The head of the Health Service Executive (HSE) has said there is “absolute consensus” for reforming the health service.
Paul Reid rejected accusations of “institutional resistance” whch is threatening the implementation of Slaintecare.
He said everyone within the health services recognise the need for a “massive” overhaul.
The programme to radically change how healthcare is delivered in the country was dealt a blow following the resignation of two senior officials involved in its rollout.
@goggshealy thanks all those involved in today’s #RightCareRightPlaceRightTime webinar and for sharing how frontline professionals are delivering person-centred care. The recording of today’s webinar will be available to watch back on: https://t.co/arxQDxQh69
— Sláintecare (@slaintecare) September 23, 2021
The resignation of chairman Professor Tom Keane and executive director Laura Magahy sparked concern about the drive to introduce universal healthcare.
Earlier this week, Social Democrats co-leader Roisin Shortall told the Dáil there is “institutional resistance” within the HSE and Department of Health over the implementation of the programme.
Mr Reid told RTÉ that he took up the role of chief executive two years ago with the “absolute intention and passion” of driving the implementation of Slaintecare.
“If you look at what’s happened in the past 18 months, we certainly have been dealing with a pandemic, four waves of Covid and sometimes 2,000 people in hospital, 220 people in ICU,” he added.
“What I have seen and experienced, and I think the public should take great confidence in that even throughout that whole period, many aspects of Slaintecare have been driven home to the benefit of public and patients, which is what it’s all about.

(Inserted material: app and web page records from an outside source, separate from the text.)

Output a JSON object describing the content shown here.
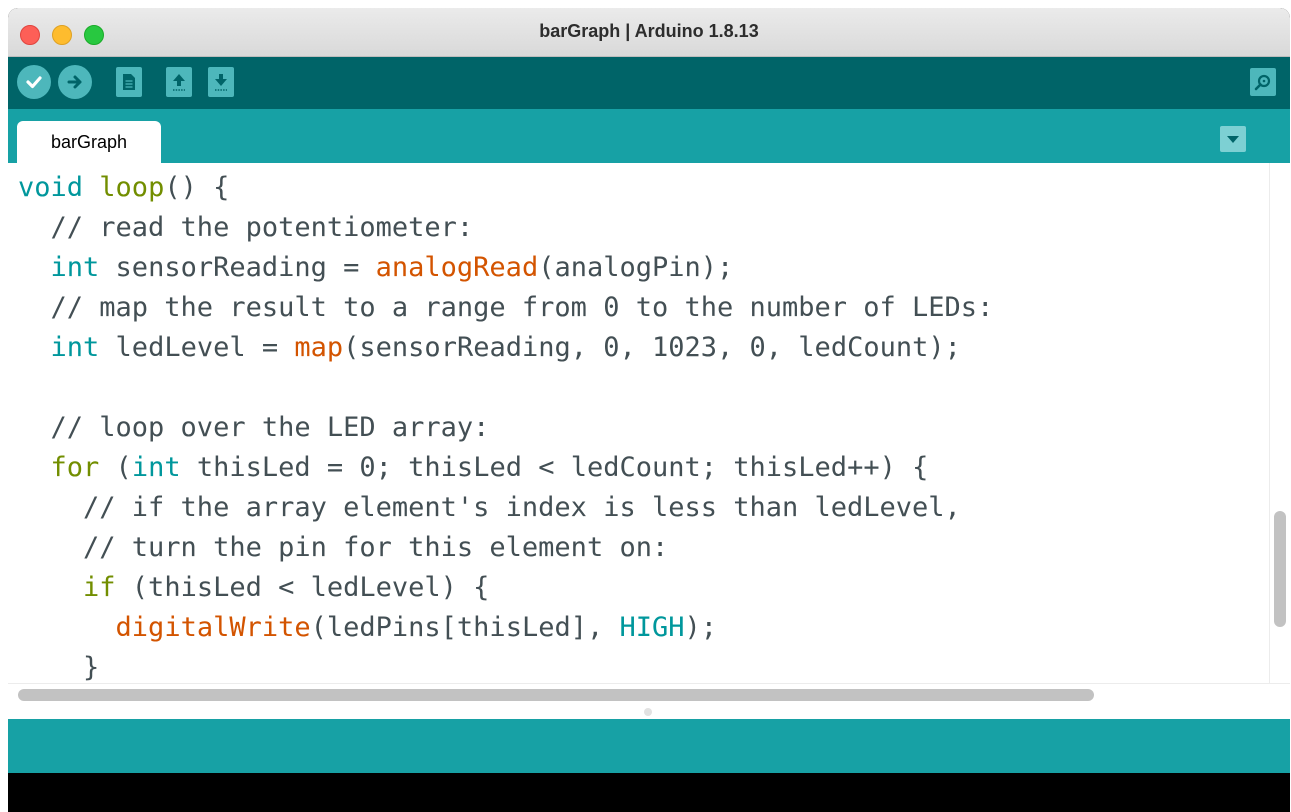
{
  "window": {
    "title": "barGraph | Arduino 1.8.13"
  },
  "toolbar": {
    "buttons": [
      {
        "name": "verify",
        "icon": "checkmark-icon"
      },
      {
        "name": "upload",
        "icon": "arrow-right-icon"
      },
      {
        "name": "new",
        "icon": "document-icon"
      },
      {
        "name": "open",
        "icon": "arrow-up-icon"
      },
      {
        "name": "save",
        "icon": "arrow-down-icon"
      },
      {
        "name": "serial-monitor",
        "icon": "magnifier-icon"
      }
    ]
  },
  "tabs": [
    {
      "label": "barGraph",
      "active": true
    }
  ],
  "code": {
    "lines": [
      "void loop() {",
      "  // read the potentiometer:",
      "  int sensorReading = analogRead(analogPin);",
      "  // map the result to a range from 0 to the number of LEDs:",
      "  int ledLevel = map(sensorReading, 0, 1023, 0, ledCount);",
      "",
      "  // loop over the LED array:",
      "  for (int thisLed = 0; thisLed < ledCount; thisLed++) {",
      "    // if the array element's index is less than ledLevel,",
      "    // turn the pin for this element on:",
      "    if (thisLed < ledLevel) {",
      "      digitalWrite(ledPins[thisLed], HIGH);",
      "    }"
    ]
  },
  "colors": {
    "toolbar": "#006468",
    "tabbar": "#17a1a5",
    "keyword": "#00979c",
    "control": "#728e00",
    "function": "#d35400",
    "text": "#434f54"
  }
}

“In simple terms, Slaintecare was about many policy issues around universal health care, public and private public hospitals. It was also about reforming the operational aspects of it and we have taken that opportunity in Covid.”
He said these included putting community intervention in place, growing community health networks, and providing GP access to diagnostics.
Mr Reid added: “We in the health service and everybody I have met in it recognises there’s massive reform needed, and still more needed in terms of addressing our waiting lists, in terms of addressing regional structures.
“We are fully operational, fully committed to that.”
He denied there has been “major disagreements” in the last 18 months, insisting there is absolute consensus around Slaintecare.
“We do want to get back to it and we do need to address very serious issues, specifically in relation to regions,” he added.
“We don’t have an aligned regional structure at the moment, I acknowledge that we have nine community health organisations and six hospital groups and they are not integrated.
“The whole issue has been around timing, and I don’t believe any of the public would have thanked us to be talking or putting resources into structural design at a time when we had to battle for waves of Covid and a cyber attack.
“It is appropriate and it is the right structure to be looking at the future in terms of regionalisation.”